Hybrid solar cells combine the advantages of inorganic semiconductor photovoltaic materials with their extremely high carrier mobilities, and organic polymers solar cells that strongly absorb sunlight. However, it can be difficult to control the inorganic-organic interface and in particular the electronic and physical properties of the polymers grown on semiconducting nanostructures.

A team of researchers, led by Diana Huffaker and Richard Kraner, may now have found a way to overcome this problem by developing a new method to coat semiconducting nanopillars with PEDOT (a conducting polymer). The nanopillars used in the experiments are densely packed arrays of electro-optically active GaAs semiconductors. Such nanostructures show much promise as solar cells thanks to light-trapping effects between the pillars that dramatically reduce the amount of photons reflected from a device, which ultimately enhances optical absorption. The high surface-to-volume ratio of these materials also increases the all-important photoactive junction area so that more photons are harnessed, leading to enhanced power-conversion efficiency.

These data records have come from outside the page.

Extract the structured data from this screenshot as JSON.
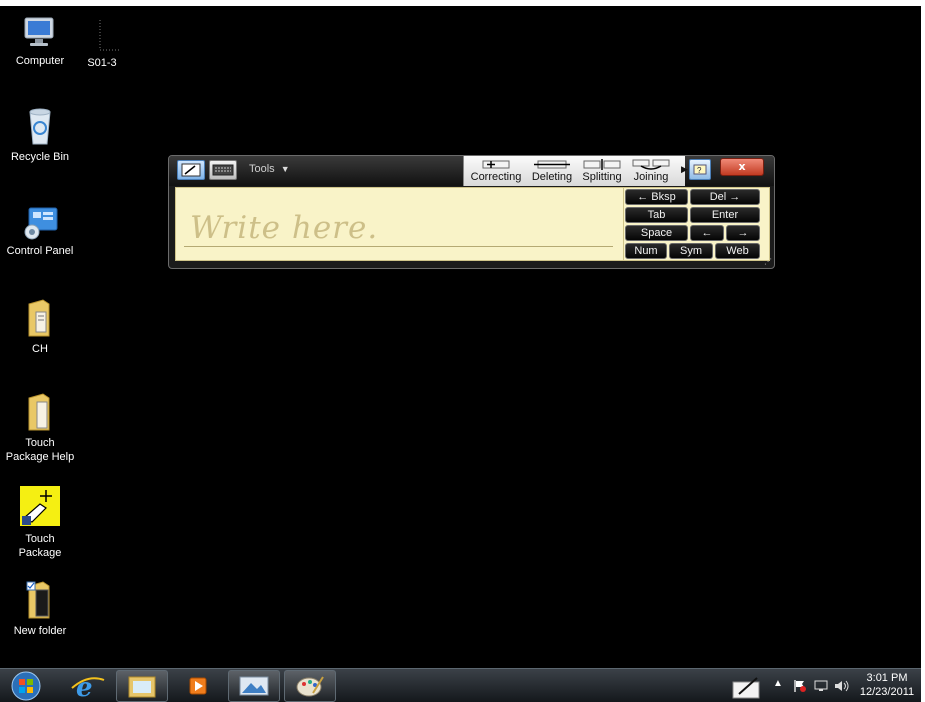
{
  "desktop": {
    "icons": [
      {
        "label": "Computer",
        "icon": "computer-icon"
      },
      {
        "label": "S01-3",
        "icon": "shortcut-file-icon"
      },
      {
        "label": "Recycle Bin",
        "icon": "recycle-bin-icon"
      },
      {
        "label": "Control Panel",
        "icon": "control-panel-icon"
      },
      {
        "label": "CH",
        "icon": "folder-icon"
      },
      {
        "label": "Touch\nPackage Help",
        "icon": "folder-icon"
      },
      {
        "label": "Touch\nPackage",
        "icon": "touch-package-icon"
      },
      {
        "label": "New folder",
        "icon": "folder-icon"
      }
    ]
  },
  "input_panel": {
    "tools_label": "Tools",
    "gestures": [
      "Correcting",
      "Deleting",
      "Splitting",
      "Joining"
    ],
    "close_label": "x",
    "placeholder": "Write here.",
    "keys": {
      "bksp": "← Bksp",
      "del": "Del →",
      "tab": "Tab",
      "enter": "Enter",
      "space": "Space",
      "left": "←",
      "right": "→",
      "num": "Num",
      "sym": "Sym",
      "web": "Web"
    }
  },
  "taskbar": {
    "items": [
      "start-orb-icon",
      "internet-explorer-icon",
      "file-explorer-icon",
      "media-player-icon",
      "image-viewer-icon",
      "paint-icon"
    ],
    "clock": {
      "time": "3:01 PM",
      "date": "12/23/2011"
    }
  },
  "colors": {
    "desktop": "#000000",
    "pad": "#f9f3c8",
    "accent": "#4b7fb8",
    "close": "#c23b22"
  }
}
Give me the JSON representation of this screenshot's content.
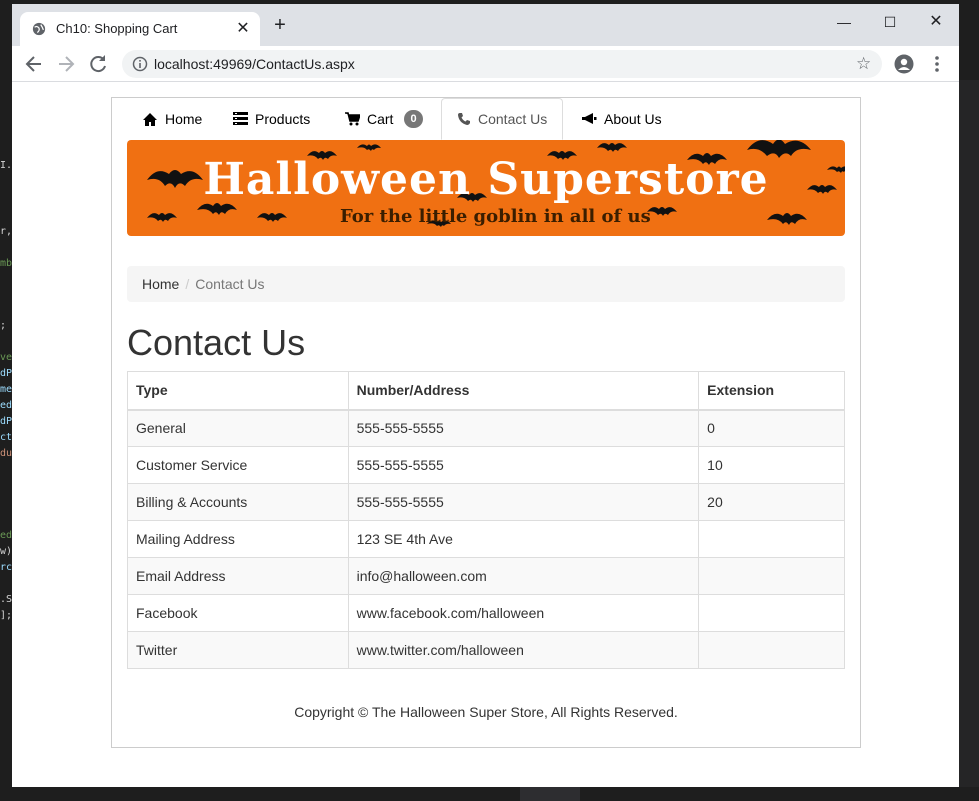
{
  "browser": {
    "tab_title": "Ch10: Shopping Cart",
    "tab_close": "✕",
    "new_tab": "+",
    "url": "localhost:49969/ContactUs.aspx",
    "minimize": "—",
    "maximize": "☐",
    "close": "✕",
    "bookmark_star": "☆"
  },
  "nav": {
    "items": [
      {
        "label": "Home",
        "icon": "home-icon"
      },
      {
        "label": "Products",
        "icon": "list-icon"
      },
      {
        "label": "Cart",
        "icon": "cart-icon",
        "badge": "0"
      },
      {
        "label": "Contact Us",
        "icon": "phone-icon",
        "active": true
      },
      {
        "label": "About Us",
        "icon": "megaphone-icon"
      }
    ]
  },
  "banner": {
    "title": "Halloween Superstore",
    "subtitle": "For the little goblin in all of us"
  },
  "breadcrumb": {
    "home": "Home",
    "separator": "/",
    "current": "Contact Us"
  },
  "page": {
    "title": "Contact Us"
  },
  "table": {
    "headers": [
      "Type",
      "Number/Address",
      "Extension"
    ],
    "rows": [
      [
        "General",
        "555-555-5555",
        "0"
      ],
      [
        "Customer Service",
        "555-555-5555",
        "10"
      ],
      [
        "Billing & Accounts",
        "555-555-5555",
        "20"
      ],
      [
        "Mailing Address",
        "123 SE 4th Ave",
        ""
      ],
      [
        "Email Address",
        "info@halloween.com",
        ""
      ],
      [
        "Facebook",
        "www.facebook.com/halloween",
        ""
      ],
      [
        "Twitter",
        "www.twitter.com/halloween",
        ""
      ]
    ]
  },
  "footer": {
    "copyright": "Copyright © The Halloween Super Store, All Rights Reserved."
  },
  "colors": {
    "banner": "#f07012",
    "badge": "#777777"
  }
}
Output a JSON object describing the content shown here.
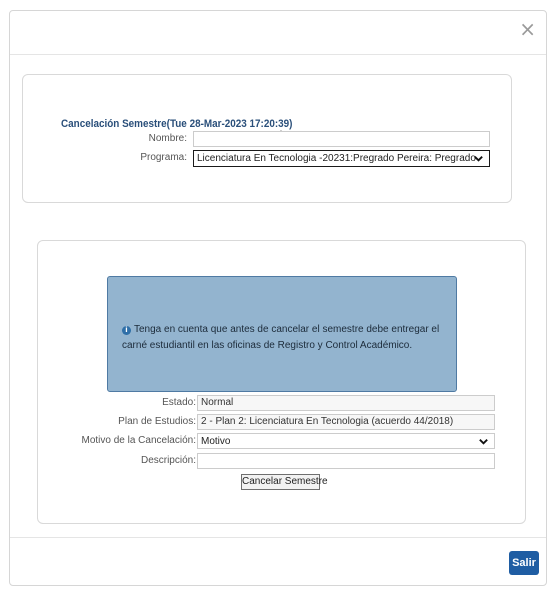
{
  "dialog": {
    "close_glyph": "×",
    "exit_label": "Salir"
  },
  "header_form": {
    "title": "Cancelación Semestre(Tue 28-Mar-2023 17:20:39)",
    "nombre_label": "Nombre:",
    "nombre_value": "",
    "programa_label": "Programa:",
    "programa_value": "Licenciatura En Tecnologia -20231:Pregrado Pereira: Pregrado"
  },
  "cancel_form": {
    "alert_icon": "info-icon",
    "alert_text": "Tenga en cuenta que antes de cancelar el semestre debe entregar el carné estudiantil en las oficinas de Registro y Control Académico.",
    "estado_label": "Estado:",
    "estado_value": "Normal",
    "plan_label": "Plan de Estudios:",
    "plan_value": "2 - Plan 2: Licenciatura En Tecnologia (acuerdo 44/2018)",
    "motivo_label": "Motivo de la Cancelación:",
    "motivo_value": "Motivo",
    "descripcion_label": "Descripción:",
    "descripcion_value": "",
    "submit_label": "Cancelar Semestre"
  },
  "colors": {
    "title": "#2a4f7a",
    "alert_bg": "#93b4cf",
    "alert_border": "#4f7aa3",
    "primary_button": "#1f5da3"
  }
}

Tailoring and tuning properties

The researchers, who have published their work in Nano Letters, employed routine bulk electropolymerization techniques to tailor properties like energy levels, conductivities, carrier mobilities and chemical doping levels in the polymer component. These techniques allow for a much better control of the morphology and properties of a finished device compared with standard spin-coat methods, explains team member Giacomo Mariani. They are also better than common processing methods, such as inkjet printing and spin/drop casting, routinely used to apply an organic layer to inorganic nanostructures and which result in coatings with non-uniform thicknesses.

The 3D hybrid solar cells developed by the UCLA researchers have tunable properties thanks to the fact that the amount and type of dopant in the organic layer can be controlled during deposition. “The possibility of incorporating several dopants at once during this time also allows us to electronically tune the hybrid interface in terms of band-to-band re-alignments between the organic and inorganic layers,” Mariani told nanotechweb.org. “This technique results in an improved short-circuit current density, JSC, of 13.6 mA cm–2, an open-circuit voltage, VOC, of 0.63 V and a peak external quantum efficiency of 58%.”

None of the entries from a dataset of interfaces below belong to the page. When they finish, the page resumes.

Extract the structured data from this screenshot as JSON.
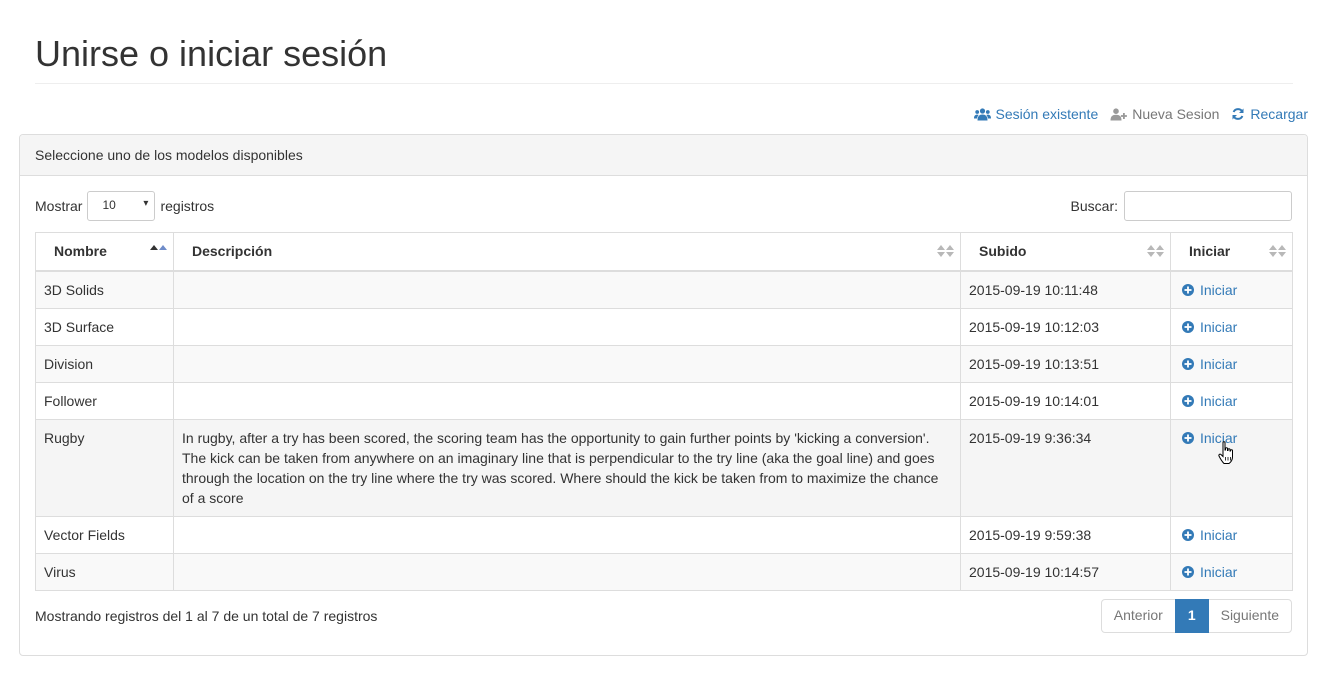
{
  "page": {
    "title": "Unirse o iniciar sesión"
  },
  "toolbar": {
    "existing_session": "Sesión existente",
    "new_session": "Nueva Sesion",
    "reload": "Recargar"
  },
  "panel": {
    "heading": "Seleccione uno de los modelos disponibles"
  },
  "table_controls": {
    "show_label": "Mostrar",
    "page_size": "10",
    "records_label": "registros",
    "search_label": "Buscar:",
    "search_value": ""
  },
  "table": {
    "columns": [
      "Nombre",
      "Descripción",
      "Subido",
      "Iniciar"
    ],
    "rows": [
      {
        "name": "3D Solids",
        "description": "",
        "uploaded": "2015-09-19 10:11:48",
        "action": "Iniciar"
      },
      {
        "name": "3D Surface",
        "description": "",
        "uploaded": "2015-09-19 10:12:03",
        "action": "Iniciar"
      },
      {
        "name": "Division",
        "description": "",
        "uploaded": "2015-09-19 10:13:51",
        "action": "Iniciar"
      },
      {
        "name": "Follower",
        "description": "",
        "uploaded": "2015-09-19 10:14:01",
        "action": "Iniciar"
      },
      {
        "name": "Rugby",
        "description": "In rugby, after a try has been scored, the scoring team has the opportunity to gain further points by 'kicking a conversion'. The kick can be taken from anywhere on an imaginary line that is perpendicular to the try line (aka the goal line) and goes through the location on the try line where the try was scored. Where should the kick be taken from to maximize the chance of a score",
        "uploaded": "2015-09-19 9:36:34",
        "action": "Iniciar"
      },
      {
        "name": "Vector Fields",
        "description": "",
        "uploaded": "2015-09-19 9:59:38",
        "action": "Iniciar"
      },
      {
        "name": "Virus",
        "description": "",
        "uploaded": "2015-09-19 10:14:57",
        "action": "Iniciar"
      }
    ]
  },
  "footer": {
    "info": "Mostrando registros del 1 al 7 de un total de 7 registros",
    "prev": "Anterior",
    "page": "1",
    "next": "Siguiente"
  },
  "colors": {
    "link": "#337ab7",
    "muted": "#777777",
    "active_page": "#337ab7"
  }
}
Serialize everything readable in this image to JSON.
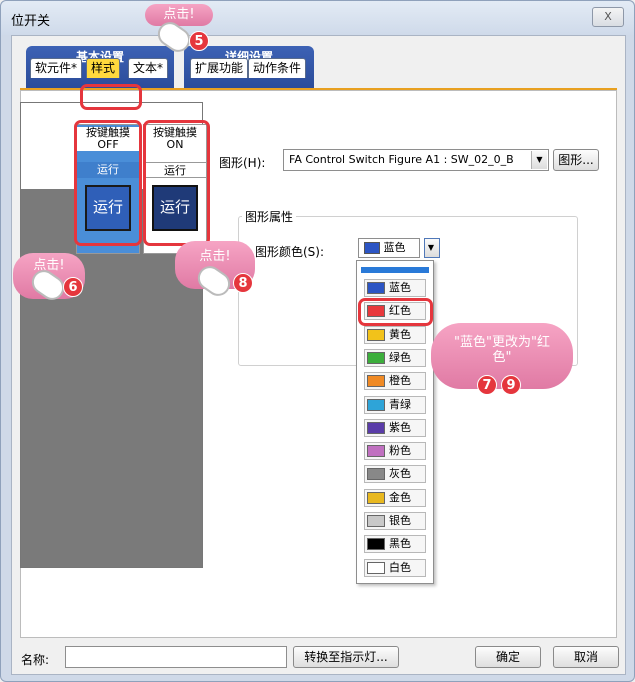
{
  "window": {
    "title": "位开关",
    "close_symbol": "X"
  },
  "tabs": {
    "basic_group": "基本设置",
    "detail_group": "详细设置",
    "items": [
      {
        "label": "软元件*",
        "active": false
      },
      {
        "label": "样式",
        "active": true
      },
      {
        "label": "文本*",
        "active": false
      },
      {
        "label": "扩展功能",
        "active": false
      },
      {
        "label": "动作条件",
        "active": false
      }
    ]
  },
  "preview": {
    "off": {
      "head": "按键触摸 OFF",
      "sub": "运行",
      "btn_text": "运行"
    },
    "on": {
      "head": "按键触摸 ON",
      "sub": "运行",
      "btn_text": "运行"
    }
  },
  "figure": {
    "label": "图形(H):",
    "value": "FA Control Switch Figure A1 : SW_02_0_B",
    "button": "图形..."
  },
  "figure_props": {
    "title": "图形属性",
    "color_label": "图形颜色(S):",
    "color_value": "蓝色",
    "color_value_hex": "#2c55c4"
  },
  "color_options": [
    {
      "label": "蓝色",
      "hex": "#2c55c4"
    },
    {
      "label": "红色",
      "hex": "#e8383c"
    },
    {
      "label": "黄色",
      "hex": "#f2c21a"
    },
    {
      "label": "绿色",
      "hex": "#3cae3c"
    },
    {
      "label": "橙色",
      "hex": "#f08a24"
    },
    {
      "label": "青绿",
      "hex": "#2ea4d8"
    },
    {
      "label": "紫色",
      "hex": "#5a3ca8"
    },
    {
      "label": "粉色",
      "hex": "#c070c0"
    },
    {
      "label": "灰色",
      "hex": "#888888"
    },
    {
      "label": "金色",
      "hex": "#e8b820"
    },
    {
      "label": "银色",
      "hex": "#c8c8c8"
    },
    {
      "label": "黑色",
      "hex": "#000000"
    },
    {
      "label": "白色",
      "hex": "#ffffff"
    }
  ],
  "footer": {
    "name_label": "名称:",
    "name_value": "",
    "convert_button": "转换至指示灯...",
    "ok_button": "确定",
    "cancel_button": "取消"
  },
  "callouts": {
    "click5": "点击!",
    "step5": "5",
    "click6": "点击!",
    "step6": "6",
    "click8": "点击!",
    "step8": "8",
    "note": "\"蓝色\"更改为\"红色\"",
    "step7": "7",
    "step9": "9"
  }
}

Monomers and better nanopillars

The team now plans to look at conjugated monomers suitable for electrodeposition. These monomers would form the organic p-side of a p-n hybrid junction in contrast to the Schottky hybrid junction demonstrated in the current work. The researchers also hope to investigate other better performing, high-mobility III-V materials as the nanopillars.

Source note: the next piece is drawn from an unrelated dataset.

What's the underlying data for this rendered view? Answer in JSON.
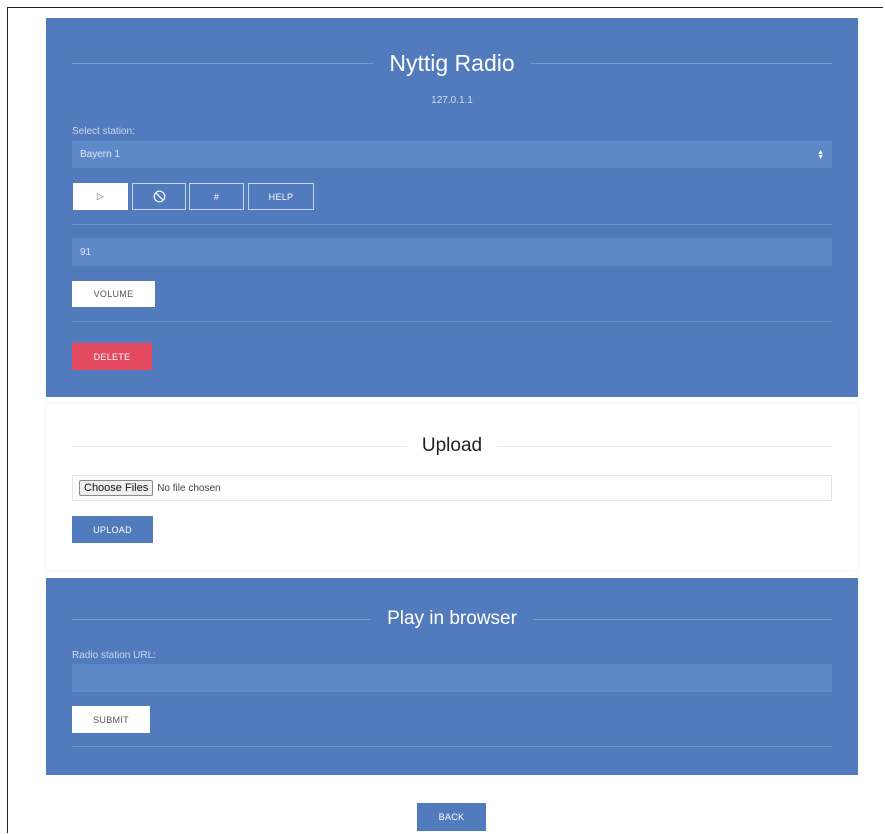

“We are convinced that by intimately controlling both the inorganic and organic sides during solar-cell fabrication, we shall be able to thoroughly characterize the properties of the hybrid junction,” added Mariani. “Hybrid solar cells will only reveal their true potential if we are able to understand the fundamental charge transport properties between the two classes of material.”